Page and application data records
· · · · · · ·
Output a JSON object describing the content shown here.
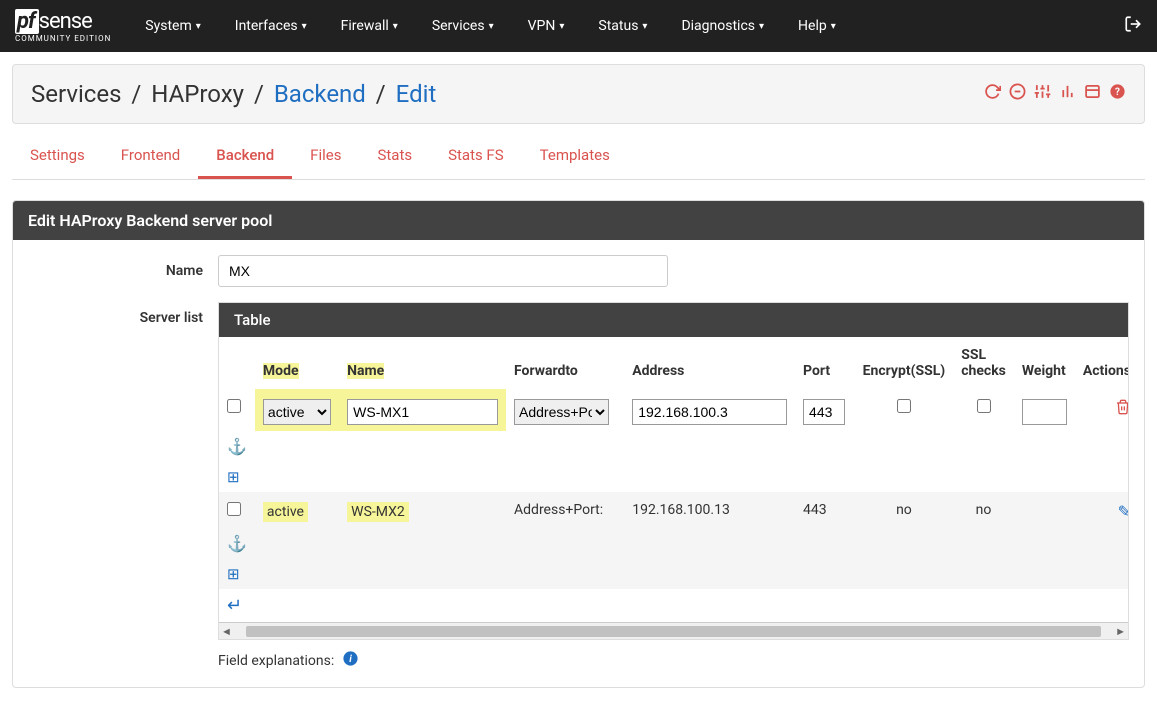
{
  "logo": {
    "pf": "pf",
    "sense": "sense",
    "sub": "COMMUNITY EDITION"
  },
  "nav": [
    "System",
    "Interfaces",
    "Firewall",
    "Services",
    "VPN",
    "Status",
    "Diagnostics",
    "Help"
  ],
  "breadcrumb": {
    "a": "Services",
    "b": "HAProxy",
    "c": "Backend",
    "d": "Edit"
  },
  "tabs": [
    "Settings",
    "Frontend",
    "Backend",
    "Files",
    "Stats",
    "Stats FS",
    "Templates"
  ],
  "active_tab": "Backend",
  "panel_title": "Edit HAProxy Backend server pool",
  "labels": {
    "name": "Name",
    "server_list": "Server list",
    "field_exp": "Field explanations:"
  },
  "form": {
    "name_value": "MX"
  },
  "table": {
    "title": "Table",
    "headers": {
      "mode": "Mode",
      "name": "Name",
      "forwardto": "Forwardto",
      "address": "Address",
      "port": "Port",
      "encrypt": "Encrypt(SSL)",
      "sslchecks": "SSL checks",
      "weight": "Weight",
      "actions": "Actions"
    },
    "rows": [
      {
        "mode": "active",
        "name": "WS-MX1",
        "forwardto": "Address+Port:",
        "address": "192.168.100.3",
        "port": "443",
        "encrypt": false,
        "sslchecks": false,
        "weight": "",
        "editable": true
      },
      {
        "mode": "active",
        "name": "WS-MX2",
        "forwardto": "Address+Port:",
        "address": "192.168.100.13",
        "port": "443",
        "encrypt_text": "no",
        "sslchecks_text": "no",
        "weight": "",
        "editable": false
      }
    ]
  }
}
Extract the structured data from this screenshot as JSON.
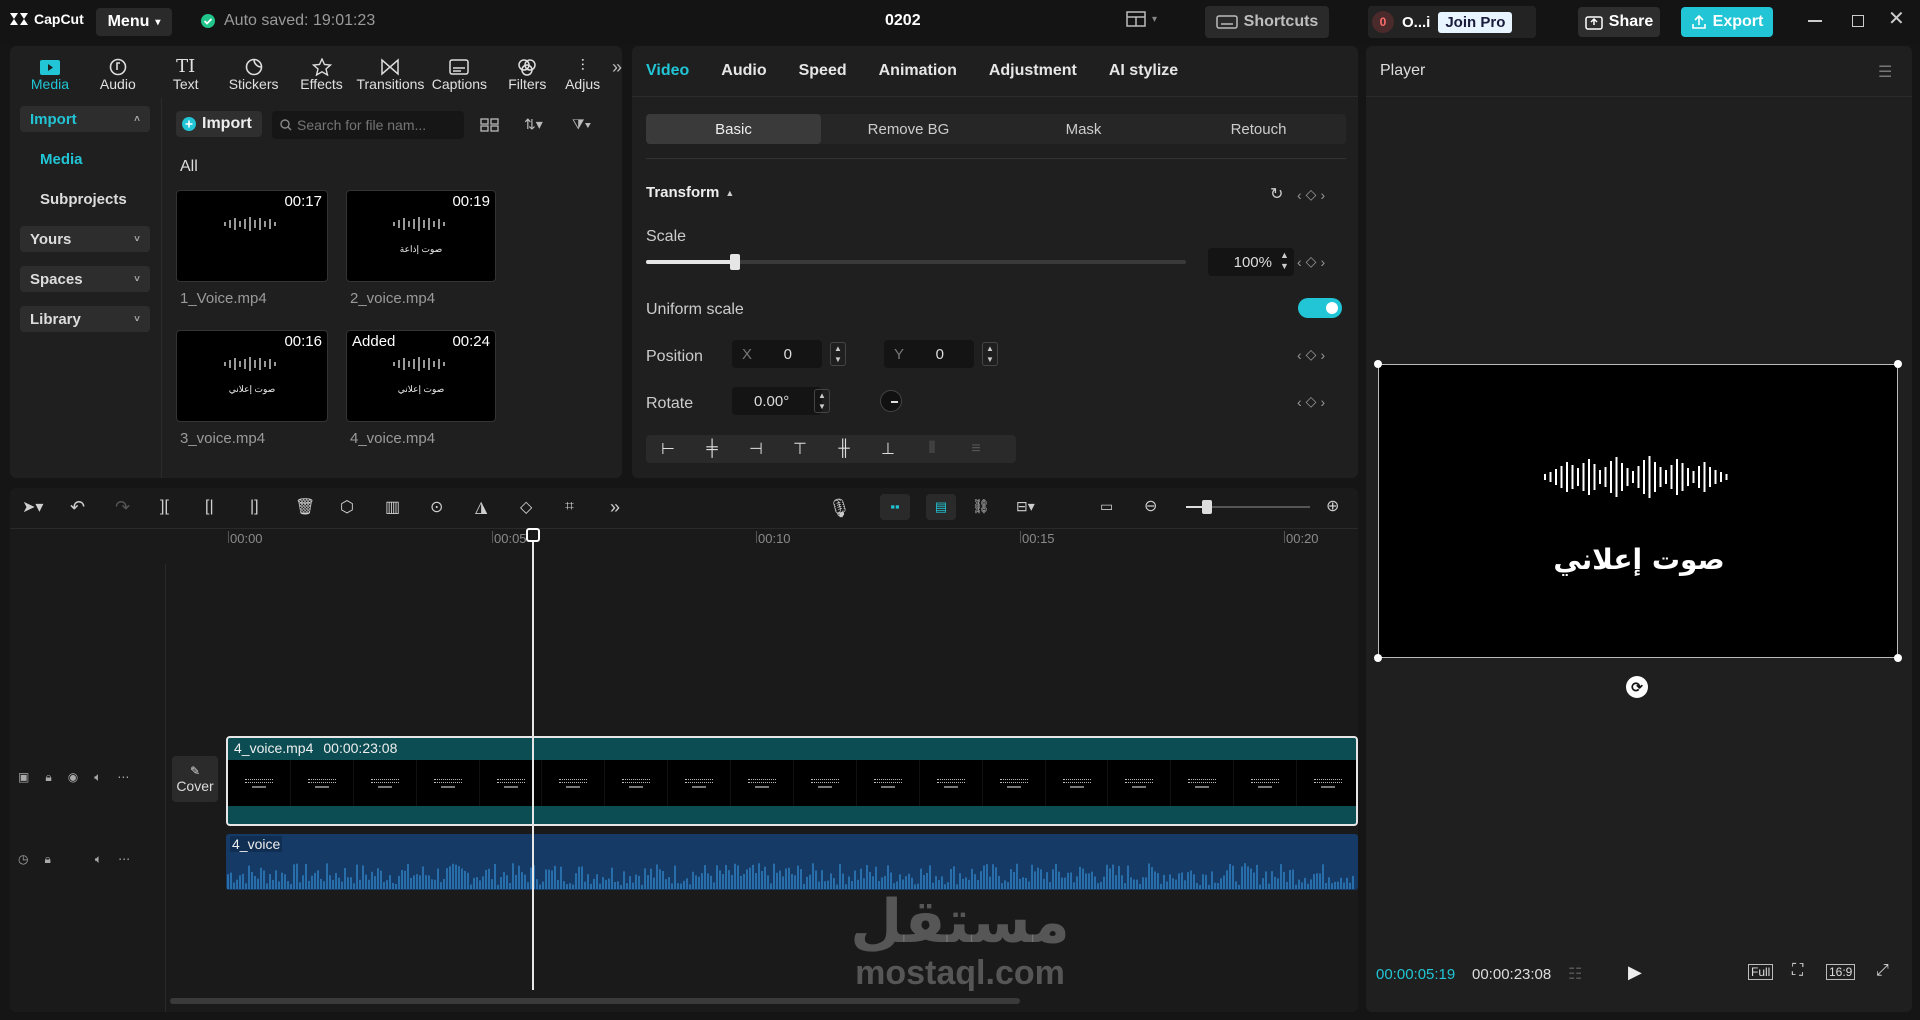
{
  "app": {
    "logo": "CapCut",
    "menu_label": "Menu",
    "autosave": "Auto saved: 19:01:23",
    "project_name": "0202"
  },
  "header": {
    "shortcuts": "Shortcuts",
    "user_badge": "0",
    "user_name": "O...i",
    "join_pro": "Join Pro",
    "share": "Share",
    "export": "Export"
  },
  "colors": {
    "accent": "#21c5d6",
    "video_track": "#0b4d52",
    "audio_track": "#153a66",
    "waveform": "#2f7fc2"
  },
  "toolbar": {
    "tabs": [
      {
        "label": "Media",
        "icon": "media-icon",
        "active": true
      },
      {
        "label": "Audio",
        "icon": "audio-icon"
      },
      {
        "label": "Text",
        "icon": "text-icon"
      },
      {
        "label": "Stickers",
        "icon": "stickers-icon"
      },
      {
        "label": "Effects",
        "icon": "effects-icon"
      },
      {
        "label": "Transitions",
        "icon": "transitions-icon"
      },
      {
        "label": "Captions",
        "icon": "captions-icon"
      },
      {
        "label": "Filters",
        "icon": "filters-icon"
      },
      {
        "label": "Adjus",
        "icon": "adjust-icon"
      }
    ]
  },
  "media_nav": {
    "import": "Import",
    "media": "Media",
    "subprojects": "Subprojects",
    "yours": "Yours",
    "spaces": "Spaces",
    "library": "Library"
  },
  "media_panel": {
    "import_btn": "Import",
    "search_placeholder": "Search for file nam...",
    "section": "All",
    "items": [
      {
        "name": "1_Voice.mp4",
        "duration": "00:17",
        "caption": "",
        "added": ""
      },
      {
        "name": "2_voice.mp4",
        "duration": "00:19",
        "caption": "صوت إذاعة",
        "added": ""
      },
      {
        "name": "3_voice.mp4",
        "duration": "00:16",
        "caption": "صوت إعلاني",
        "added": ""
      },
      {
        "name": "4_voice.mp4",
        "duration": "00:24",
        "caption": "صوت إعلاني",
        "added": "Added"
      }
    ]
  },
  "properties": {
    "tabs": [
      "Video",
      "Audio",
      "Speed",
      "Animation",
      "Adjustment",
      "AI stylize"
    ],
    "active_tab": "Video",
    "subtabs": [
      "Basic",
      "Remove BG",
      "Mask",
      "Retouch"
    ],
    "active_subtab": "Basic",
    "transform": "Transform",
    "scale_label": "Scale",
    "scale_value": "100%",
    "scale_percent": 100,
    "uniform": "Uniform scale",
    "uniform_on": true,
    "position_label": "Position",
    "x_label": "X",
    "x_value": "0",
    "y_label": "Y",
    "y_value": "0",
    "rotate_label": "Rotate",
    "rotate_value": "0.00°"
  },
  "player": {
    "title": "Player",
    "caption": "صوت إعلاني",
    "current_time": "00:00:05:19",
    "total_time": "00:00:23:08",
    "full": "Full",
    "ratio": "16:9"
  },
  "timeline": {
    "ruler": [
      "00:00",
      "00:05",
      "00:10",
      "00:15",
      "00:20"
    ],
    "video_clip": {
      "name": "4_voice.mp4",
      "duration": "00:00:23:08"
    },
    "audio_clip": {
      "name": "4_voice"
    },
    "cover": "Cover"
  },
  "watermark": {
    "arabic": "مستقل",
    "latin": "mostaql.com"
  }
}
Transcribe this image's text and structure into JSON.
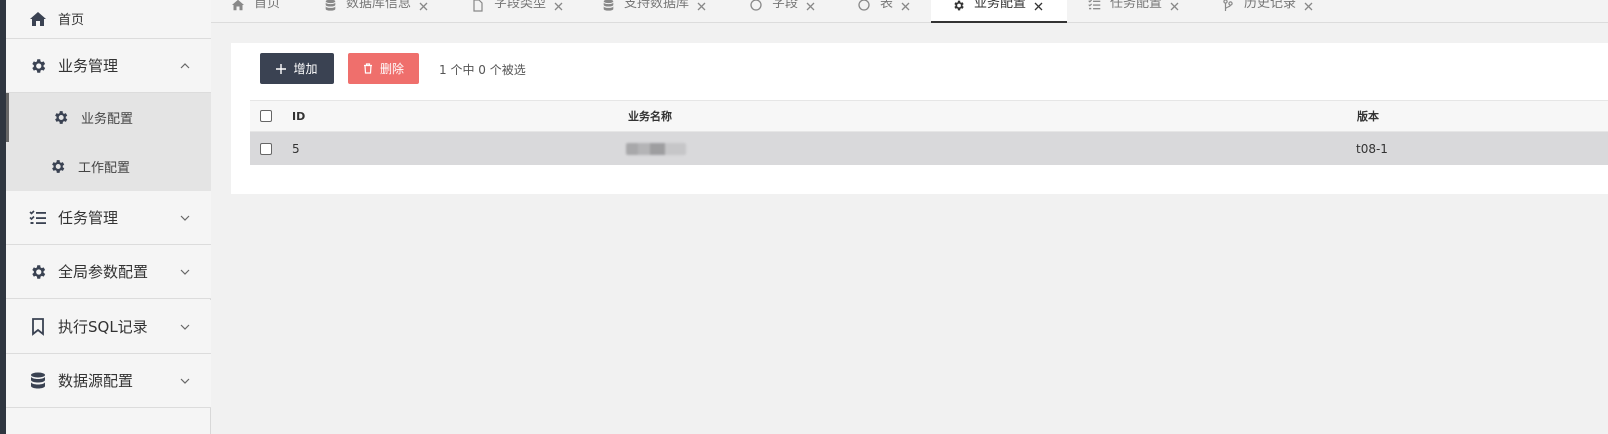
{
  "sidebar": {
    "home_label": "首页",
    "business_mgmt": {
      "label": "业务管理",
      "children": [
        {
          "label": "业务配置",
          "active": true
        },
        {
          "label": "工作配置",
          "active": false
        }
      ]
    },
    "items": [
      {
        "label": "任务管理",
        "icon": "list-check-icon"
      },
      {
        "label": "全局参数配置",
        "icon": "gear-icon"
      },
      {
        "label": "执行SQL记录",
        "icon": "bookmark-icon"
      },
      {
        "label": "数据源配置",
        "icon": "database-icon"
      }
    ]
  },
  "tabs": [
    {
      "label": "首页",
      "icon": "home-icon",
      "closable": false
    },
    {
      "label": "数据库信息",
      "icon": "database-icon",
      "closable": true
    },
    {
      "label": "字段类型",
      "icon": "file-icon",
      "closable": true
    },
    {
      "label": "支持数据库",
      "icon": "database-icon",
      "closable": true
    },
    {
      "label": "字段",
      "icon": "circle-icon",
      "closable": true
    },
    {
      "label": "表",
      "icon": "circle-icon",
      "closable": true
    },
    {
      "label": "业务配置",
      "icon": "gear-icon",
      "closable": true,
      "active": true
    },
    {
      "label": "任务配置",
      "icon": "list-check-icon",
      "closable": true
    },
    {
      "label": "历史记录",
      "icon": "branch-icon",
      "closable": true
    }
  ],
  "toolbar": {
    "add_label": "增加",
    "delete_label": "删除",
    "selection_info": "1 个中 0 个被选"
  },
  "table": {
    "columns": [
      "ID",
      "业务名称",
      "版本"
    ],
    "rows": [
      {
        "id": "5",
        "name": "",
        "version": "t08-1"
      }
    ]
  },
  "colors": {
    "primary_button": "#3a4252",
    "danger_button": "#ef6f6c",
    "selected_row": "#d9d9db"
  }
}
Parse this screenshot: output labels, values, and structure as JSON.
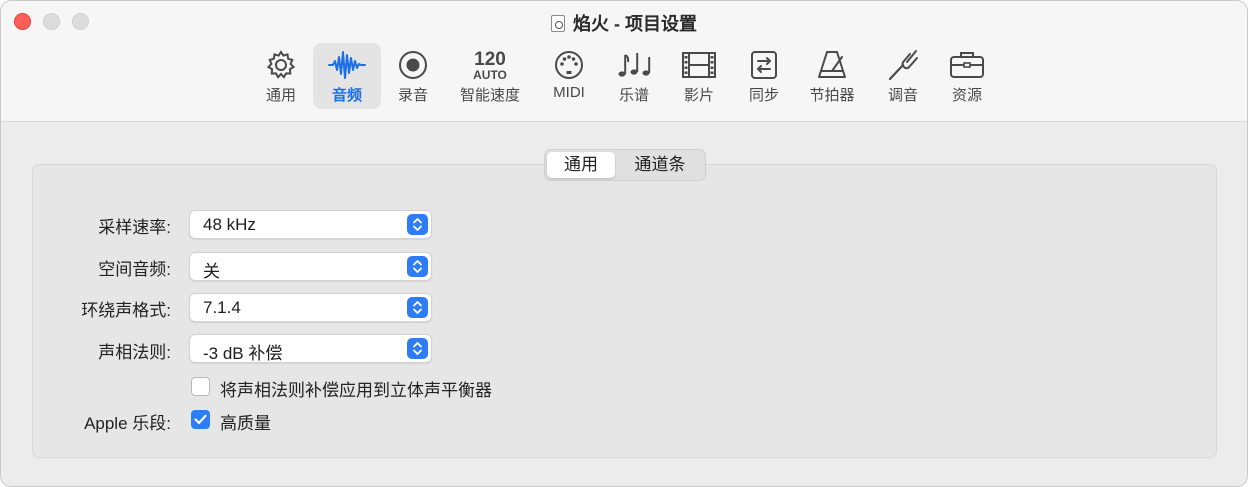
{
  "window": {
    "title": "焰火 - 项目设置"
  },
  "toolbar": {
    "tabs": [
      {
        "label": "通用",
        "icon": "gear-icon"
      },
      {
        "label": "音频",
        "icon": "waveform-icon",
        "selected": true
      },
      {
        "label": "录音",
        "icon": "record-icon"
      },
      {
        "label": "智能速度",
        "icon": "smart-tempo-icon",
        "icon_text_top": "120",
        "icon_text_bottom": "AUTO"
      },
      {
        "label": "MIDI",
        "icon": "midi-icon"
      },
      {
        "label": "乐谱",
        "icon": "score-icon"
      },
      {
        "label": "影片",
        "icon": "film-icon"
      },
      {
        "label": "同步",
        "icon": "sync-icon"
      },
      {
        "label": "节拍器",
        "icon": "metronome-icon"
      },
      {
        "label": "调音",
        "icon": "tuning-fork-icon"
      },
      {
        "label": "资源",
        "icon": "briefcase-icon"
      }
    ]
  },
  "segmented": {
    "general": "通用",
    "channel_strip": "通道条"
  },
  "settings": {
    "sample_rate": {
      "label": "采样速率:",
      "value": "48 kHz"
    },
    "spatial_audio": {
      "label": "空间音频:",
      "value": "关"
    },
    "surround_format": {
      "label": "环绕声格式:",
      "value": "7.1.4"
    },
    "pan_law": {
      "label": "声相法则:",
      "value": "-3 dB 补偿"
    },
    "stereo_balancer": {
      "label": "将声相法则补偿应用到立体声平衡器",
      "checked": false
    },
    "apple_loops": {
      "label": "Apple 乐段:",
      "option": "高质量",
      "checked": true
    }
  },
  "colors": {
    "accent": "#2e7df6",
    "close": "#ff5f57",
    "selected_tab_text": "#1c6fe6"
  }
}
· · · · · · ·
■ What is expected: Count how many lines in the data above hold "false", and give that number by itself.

■ Answer to this task: 6